Data about app and page elements
§ §

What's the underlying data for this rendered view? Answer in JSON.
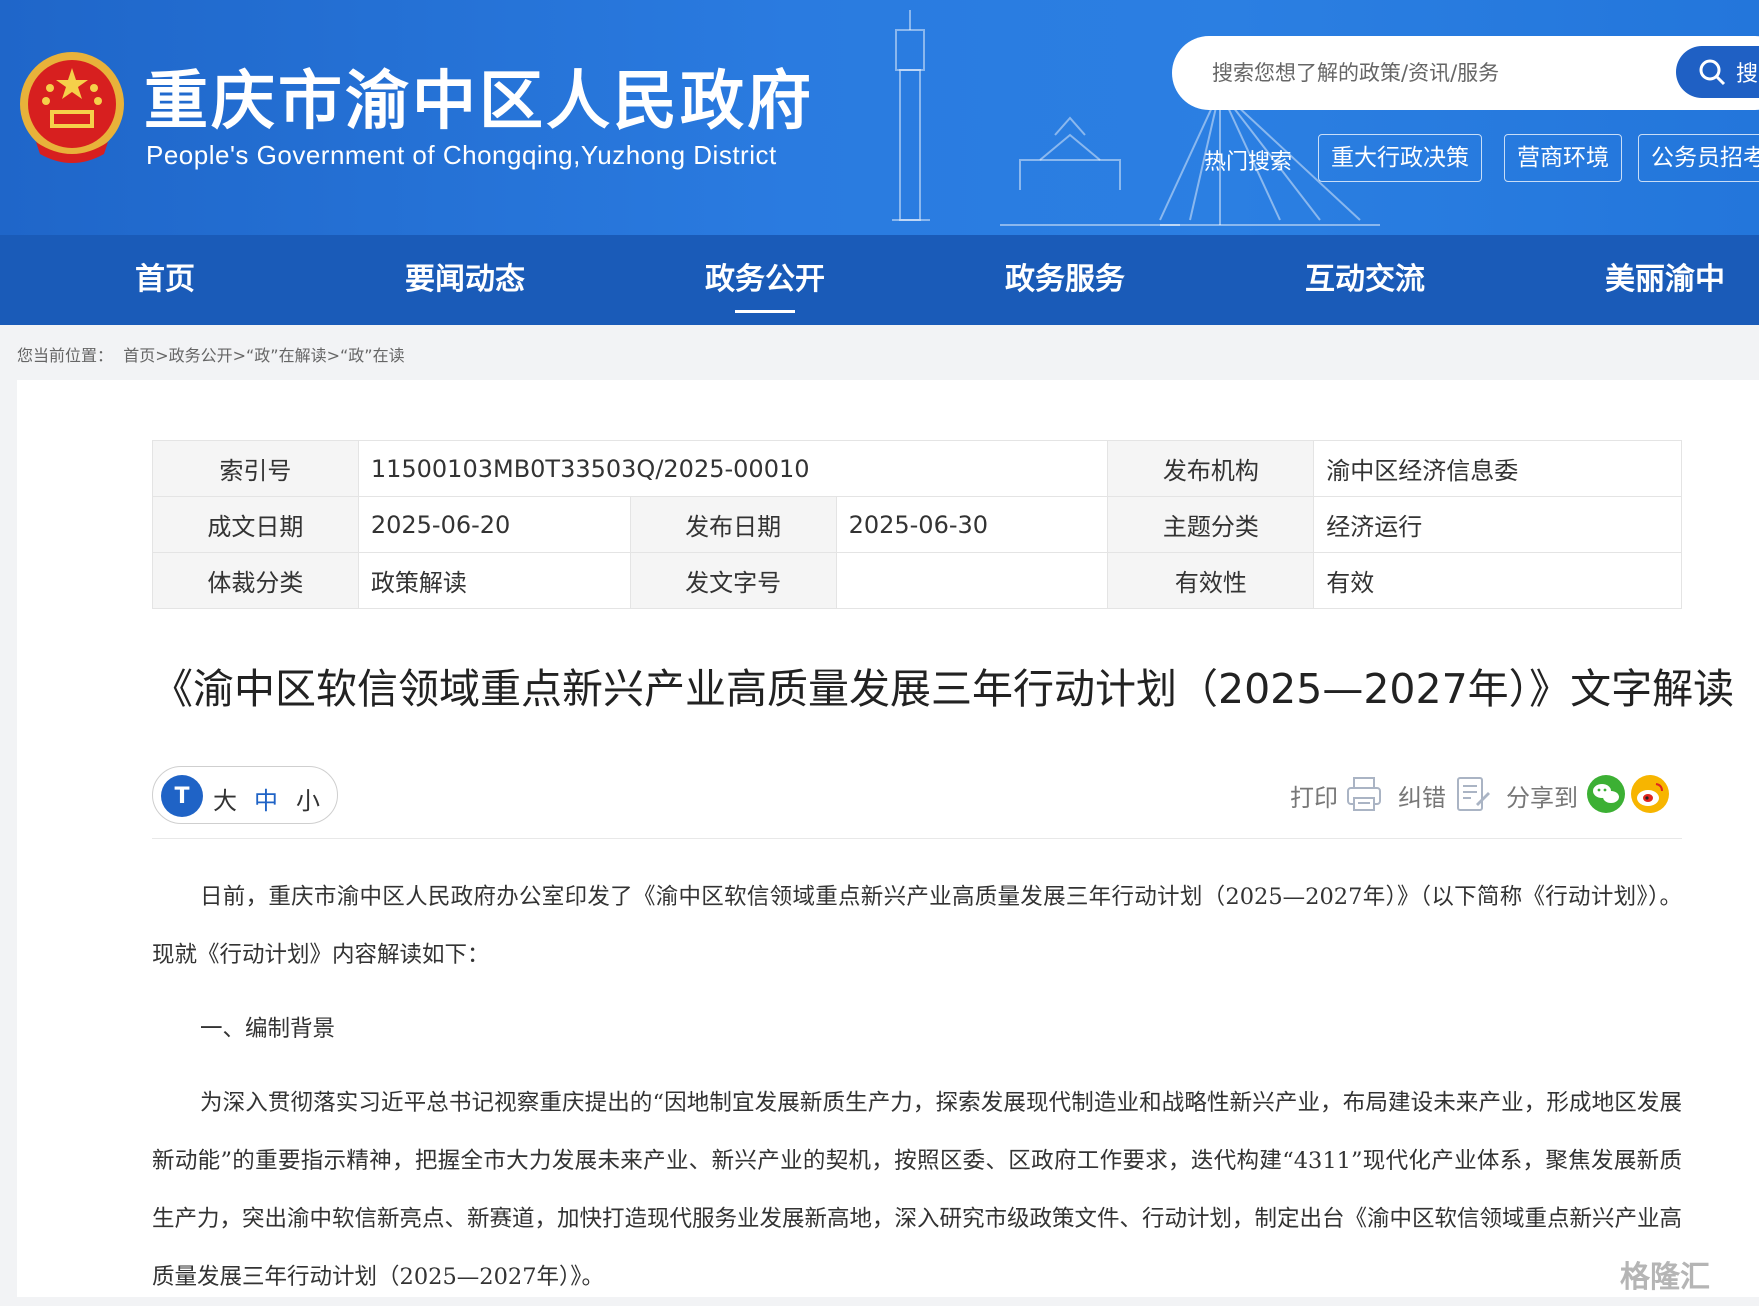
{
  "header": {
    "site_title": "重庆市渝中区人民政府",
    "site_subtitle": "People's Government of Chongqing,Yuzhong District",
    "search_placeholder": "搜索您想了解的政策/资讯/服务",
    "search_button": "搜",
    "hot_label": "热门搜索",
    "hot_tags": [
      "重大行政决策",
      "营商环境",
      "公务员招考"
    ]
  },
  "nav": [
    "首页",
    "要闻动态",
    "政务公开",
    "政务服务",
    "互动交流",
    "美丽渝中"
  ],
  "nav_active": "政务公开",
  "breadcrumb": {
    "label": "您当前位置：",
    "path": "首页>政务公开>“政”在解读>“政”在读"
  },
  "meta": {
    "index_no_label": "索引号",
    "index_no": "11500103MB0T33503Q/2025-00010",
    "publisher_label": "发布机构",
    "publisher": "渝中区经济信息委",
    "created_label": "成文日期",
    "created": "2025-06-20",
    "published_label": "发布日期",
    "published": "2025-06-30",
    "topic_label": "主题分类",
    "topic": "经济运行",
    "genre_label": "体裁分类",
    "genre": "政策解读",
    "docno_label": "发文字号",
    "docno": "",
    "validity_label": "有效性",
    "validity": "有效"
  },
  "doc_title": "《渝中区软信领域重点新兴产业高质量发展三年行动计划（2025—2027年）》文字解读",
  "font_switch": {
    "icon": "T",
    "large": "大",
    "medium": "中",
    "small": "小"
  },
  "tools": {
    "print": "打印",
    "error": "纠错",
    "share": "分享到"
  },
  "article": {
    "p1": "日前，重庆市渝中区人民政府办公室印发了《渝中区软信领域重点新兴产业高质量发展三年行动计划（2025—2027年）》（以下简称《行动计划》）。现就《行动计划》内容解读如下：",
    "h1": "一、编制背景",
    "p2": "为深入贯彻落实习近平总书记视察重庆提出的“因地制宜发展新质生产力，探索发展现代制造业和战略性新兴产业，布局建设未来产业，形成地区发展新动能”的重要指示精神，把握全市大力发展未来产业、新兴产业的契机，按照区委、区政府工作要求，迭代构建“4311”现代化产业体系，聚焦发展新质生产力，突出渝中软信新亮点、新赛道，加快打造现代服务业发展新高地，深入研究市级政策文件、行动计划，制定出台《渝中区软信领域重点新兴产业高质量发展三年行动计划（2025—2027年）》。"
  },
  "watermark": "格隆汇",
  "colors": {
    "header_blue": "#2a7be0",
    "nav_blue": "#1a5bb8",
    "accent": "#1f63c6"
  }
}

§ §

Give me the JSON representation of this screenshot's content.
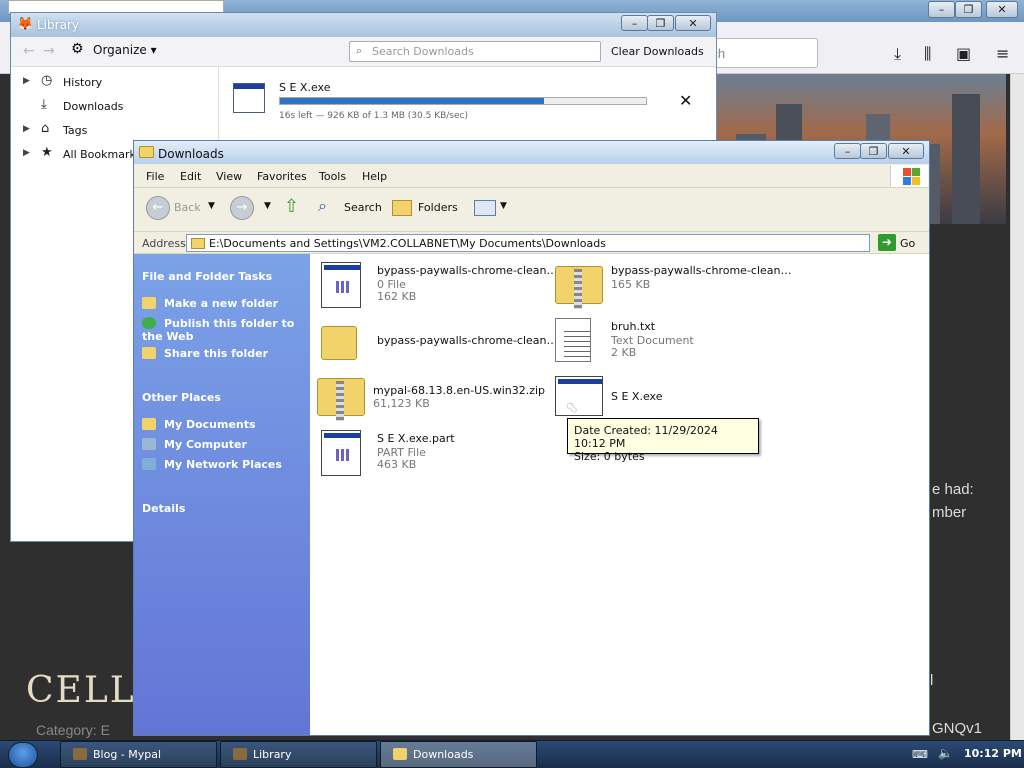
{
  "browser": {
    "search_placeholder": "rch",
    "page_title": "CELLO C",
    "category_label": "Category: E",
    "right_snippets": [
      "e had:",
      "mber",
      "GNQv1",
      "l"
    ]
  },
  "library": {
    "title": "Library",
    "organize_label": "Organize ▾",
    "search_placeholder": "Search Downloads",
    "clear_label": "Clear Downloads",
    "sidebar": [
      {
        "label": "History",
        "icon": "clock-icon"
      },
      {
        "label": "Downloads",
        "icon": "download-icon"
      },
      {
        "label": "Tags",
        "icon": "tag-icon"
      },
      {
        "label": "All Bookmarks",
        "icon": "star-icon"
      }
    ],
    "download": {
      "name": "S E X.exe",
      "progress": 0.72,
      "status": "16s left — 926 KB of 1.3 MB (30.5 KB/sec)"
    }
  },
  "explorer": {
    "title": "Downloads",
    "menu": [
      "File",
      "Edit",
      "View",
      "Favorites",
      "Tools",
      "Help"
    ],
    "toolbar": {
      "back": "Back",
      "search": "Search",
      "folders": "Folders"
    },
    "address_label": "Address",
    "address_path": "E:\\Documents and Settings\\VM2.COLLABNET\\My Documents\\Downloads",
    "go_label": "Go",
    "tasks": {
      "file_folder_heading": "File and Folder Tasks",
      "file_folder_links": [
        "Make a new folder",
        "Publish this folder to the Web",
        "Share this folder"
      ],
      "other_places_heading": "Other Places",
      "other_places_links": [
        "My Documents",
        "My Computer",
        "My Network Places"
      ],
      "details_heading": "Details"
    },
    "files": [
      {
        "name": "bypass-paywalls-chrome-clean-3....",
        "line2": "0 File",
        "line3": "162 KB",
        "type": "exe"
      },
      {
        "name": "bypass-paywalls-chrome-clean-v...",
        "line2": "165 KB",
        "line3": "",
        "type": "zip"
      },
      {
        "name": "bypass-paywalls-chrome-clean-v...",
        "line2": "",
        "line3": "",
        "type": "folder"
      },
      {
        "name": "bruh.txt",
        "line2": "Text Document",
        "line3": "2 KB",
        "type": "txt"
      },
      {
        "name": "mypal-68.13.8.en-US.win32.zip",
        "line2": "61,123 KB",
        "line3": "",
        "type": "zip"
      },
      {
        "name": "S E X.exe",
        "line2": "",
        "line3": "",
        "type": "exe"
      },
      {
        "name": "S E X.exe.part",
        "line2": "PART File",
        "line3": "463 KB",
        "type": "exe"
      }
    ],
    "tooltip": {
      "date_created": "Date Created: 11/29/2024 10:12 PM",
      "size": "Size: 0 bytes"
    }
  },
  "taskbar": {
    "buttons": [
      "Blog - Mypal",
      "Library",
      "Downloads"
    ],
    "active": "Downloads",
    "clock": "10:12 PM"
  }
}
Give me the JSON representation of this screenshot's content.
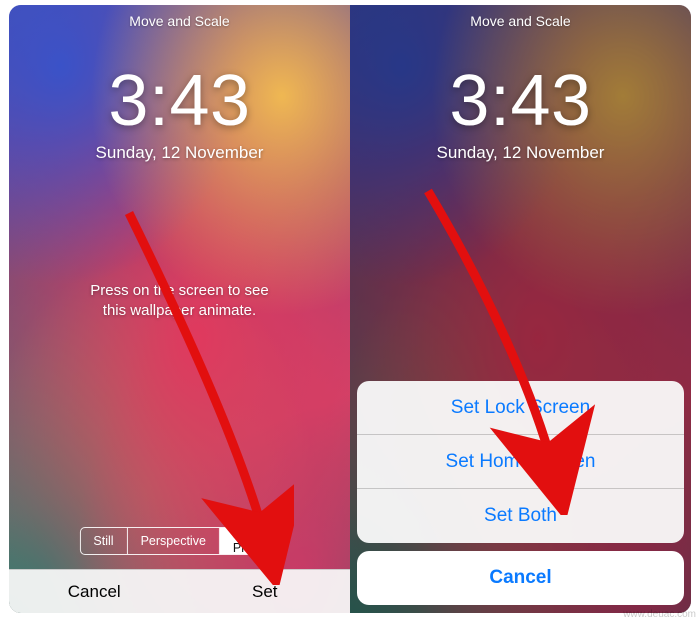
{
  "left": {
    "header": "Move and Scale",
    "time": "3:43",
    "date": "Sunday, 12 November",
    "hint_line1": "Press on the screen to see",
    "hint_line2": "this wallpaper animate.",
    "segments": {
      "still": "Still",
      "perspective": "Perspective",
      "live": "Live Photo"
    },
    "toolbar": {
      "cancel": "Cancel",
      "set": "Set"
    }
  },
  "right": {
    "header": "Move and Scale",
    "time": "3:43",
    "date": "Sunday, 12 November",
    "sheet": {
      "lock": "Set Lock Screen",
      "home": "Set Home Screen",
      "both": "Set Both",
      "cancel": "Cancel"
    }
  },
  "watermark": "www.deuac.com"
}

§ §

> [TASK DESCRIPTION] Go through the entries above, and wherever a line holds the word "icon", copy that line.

> [ANSWER BOX]
    "icon": "T",
        "icon": "clock-icon"
        "icon": "download-icon"
        "icon": "tag-icon"
        "icon": "star-icon"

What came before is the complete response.